- More than 30 students have been arrested and sentenced to punishments of 99 lashes in Qazvin, Iran, for attending a graduation party where both men and women were present; “We hope this will be a lesson for those who break Islamic norms in private places,” the prosecutor said.
Arguments and Analysis
“Why I Think We Failed Yemen” (Farea al-Muslimi, Al-Jazeera)
“But it was when a Houthi sniper killed Muhammed al-Yemeni, a journalist and colleague, in the city of Taiz earlier this year, that I felt something in [television journalist] Yahia break. His faith in what he was doing — in ‘The Media’ — collapsed. He could see no purpose in continuing to film. Several weeks ago, Yahia announced on Facebook that he was quitting and had formed a fighting unit to join the battle against the Houthis. Yahia soon began using his Facebook page, once a main source of news from Yemen, as a platform for recruiting frustrated young people who wanted to fight. He quickly enrolled the unit in the army and started recruiting young pharmacists, engineers, writers and so on. This week, the first unit graduated and is getting ready to join the battlefield. It tore me to pieces, turned my heart to ash, like the future had suddenly been robbed of its light. It was not just that Yahia, a promising and dedicated journalist, would lose hope for peace and instead join the violence, but it also brought home to me just how few options are left for Yemeni youth after one year of this war.”
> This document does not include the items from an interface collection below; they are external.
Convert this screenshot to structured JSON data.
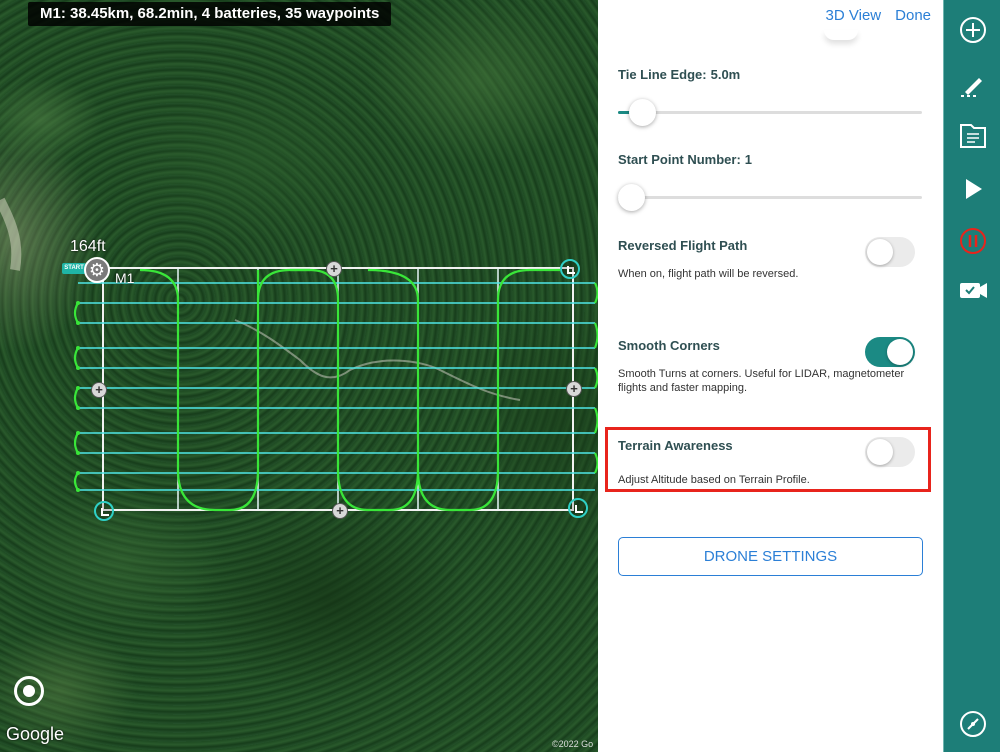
{
  "map": {
    "summary": "M1: 38.45km, 68.2min, 4 batteries, 35 waypoints",
    "altitude": "164ft",
    "mission_label": "M1",
    "start_badge": "START",
    "google_logo": "Google",
    "copyright": "©2022 Go"
  },
  "panel": {
    "view_3d": "3D View",
    "done": "Done",
    "tie_line_edge": {
      "label": "Tie Line Edge:",
      "value": "5.0m",
      "level": 0.04
    },
    "start_point": {
      "label": "Start Point Number:",
      "value": "1",
      "level": 0.0
    },
    "reversed_flight_path": {
      "label": "Reversed Flight Path",
      "description": "When on, flight path will be reversed.",
      "on": false
    },
    "smooth_corners": {
      "label": "Smooth Corners",
      "description": "Smooth Turns at corners. Useful for LIDAR, magnetometer flights and faster mapping.",
      "on": true
    },
    "terrain_awareness": {
      "label": "Terrain Awareness",
      "description": "Adjust Altitude based on Terrain Profile.",
      "on": false
    },
    "drone_settings": "DRONE SETTINGS"
  },
  "toolbar": {
    "icons": [
      "add-icon",
      "edit-waypoints-icon",
      "document-icon",
      "play-icon",
      "pause-icon",
      "camera-icon",
      "compass-icon"
    ],
    "pause_color": "#e8241c",
    "accent": "#1d7e78"
  }
}
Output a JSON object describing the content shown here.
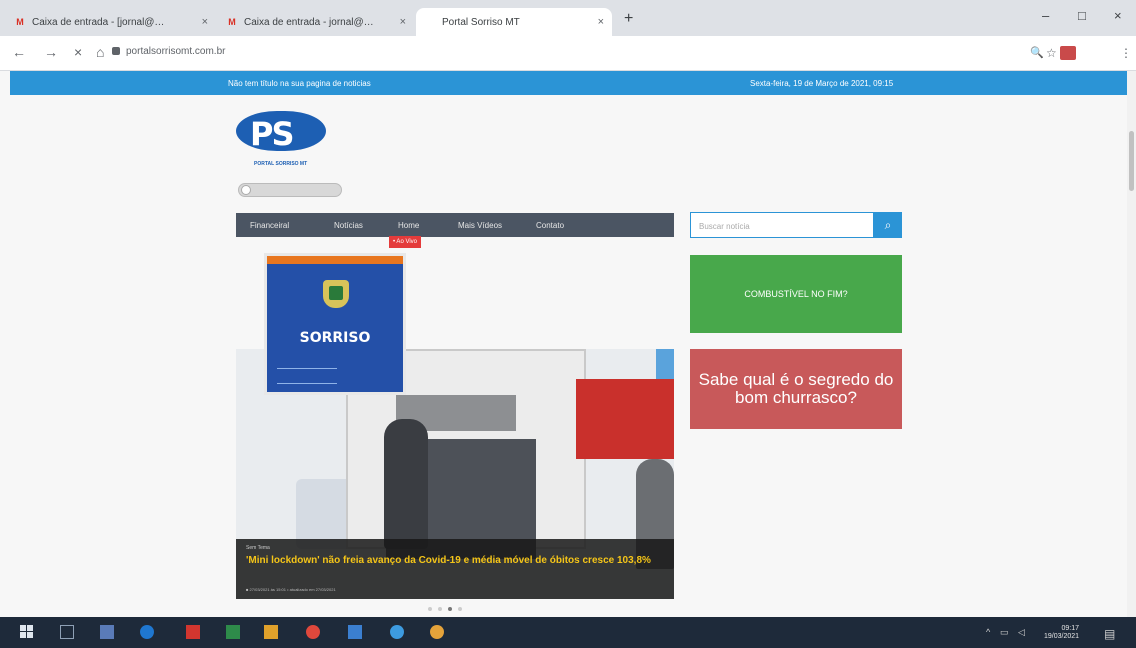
{
  "browser": {
    "tabs": [
      {
        "favicon": "M",
        "label": "Caixa de entrada - [jornal@…",
        "close": "×"
      },
      {
        "favicon": "M",
        "label": "Caixa de entrada - jornal@…",
        "close": "×"
      },
      {
        "favicon": "",
        "label": "Portal Sorriso MT",
        "close": "×"
      }
    ],
    "new_tab": "+",
    "window_controls": {
      "minimize": "–",
      "maximize": "□",
      "close": "×"
    },
    "nav": {
      "back": "←",
      "forward": "→",
      "stop": "×",
      "home": "⌂"
    },
    "address": "portalsorrisomt.com.br",
    "toolbar_icons": {
      "zoom": "🔍",
      "star": "☆",
      "menu": "⋮"
    }
  },
  "site": {
    "topbar_left": "Não tem título na sua pagina de noticias",
    "topbar_right": "Sexta-feira, 19 de Março de 2021, 09:15",
    "logo_text": "PS",
    "logo_sub": "PORTAL SORRISO MT",
    "menu": [
      "Financeiral",
      "Notícias",
      "Home",
      "Mais Vídeos",
      "Contato"
    ],
    "badge": "• Ao Vivo",
    "search_placeholder": "Buscar notícia",
    "search_button": "⌕",
    "ads": {
      "green": "COMBUSTÍVEL NO FIM?",
      "red": "Sabe qual é o segredo do bom churrasco?"
    },
    "promo": {
      "city": "SORRISO"
    },
    "feature": {
      "category": "Sem Tema",
      "headline": "'Mini lockdown' não freia avanço da Covid-19 e média móvel de óbitos cresce 103,8%",
      "meta": "■ 27/03/2021 às 15:01 • atualizado em 27/03/2021"
    }
  },
  "taskbar": {
    "time": "09:17",
    "date": "19/03/2021"
  }
}
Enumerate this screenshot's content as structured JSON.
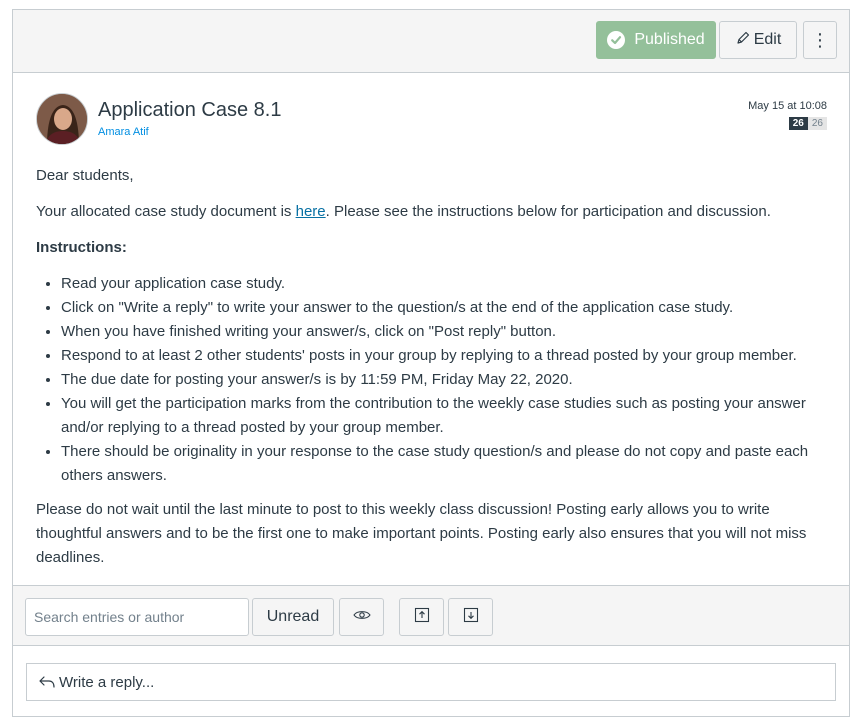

“The PKK Could Spark Turkish-Russian Military Escalation” (Andrew J. Tabler and Soner Cagaptay, Washington Institute for Near East Policy)
“For now, there is no concrete evidence that Russia is sending weapons to the PKK. Yet if Turkey and its Gulf partners continue to undermine Russian goals in Syria by arming the rebels with more potent weapons — particularly in the aftermath of a negotiated settlement — Moscow could decide to provide direct military assistance to the group. Supporting the PKK could also allow Moscow to exploit recent political strife in Turkey. On May 20, the Turkish parliament voted to lift the legal immunity of various deputies, particularly those representing the pro-Kurdish Peoples’ Democratic Party (HDP), paving the way for their potential expulsion on charges of alleged support for the PKK. This development will add to the instability in Turkey’s Kurdish-majority provinces. Moreover, any expelled HDP deputies might form a Kurdish ‘parliament in exile’ in Rojava, placing themselves under Russia and the PYD’s aegis in Syria. Such a scenario would open the Pandora’s box of wider Russian patronage to Syrian and Turkish Kurds, including the PKK. In light of these factors and the deteriorating military situation near Aleppo, Washington should discourage the Syrian opposition and the PYD/PKK from using MANPADS. But in the absence of progress in Geneva, such weapons may be the inevitable next step in a long war of attrition.”
-J. Dana Stuster
DELIL SOULEIMAN/AFP/Getty Images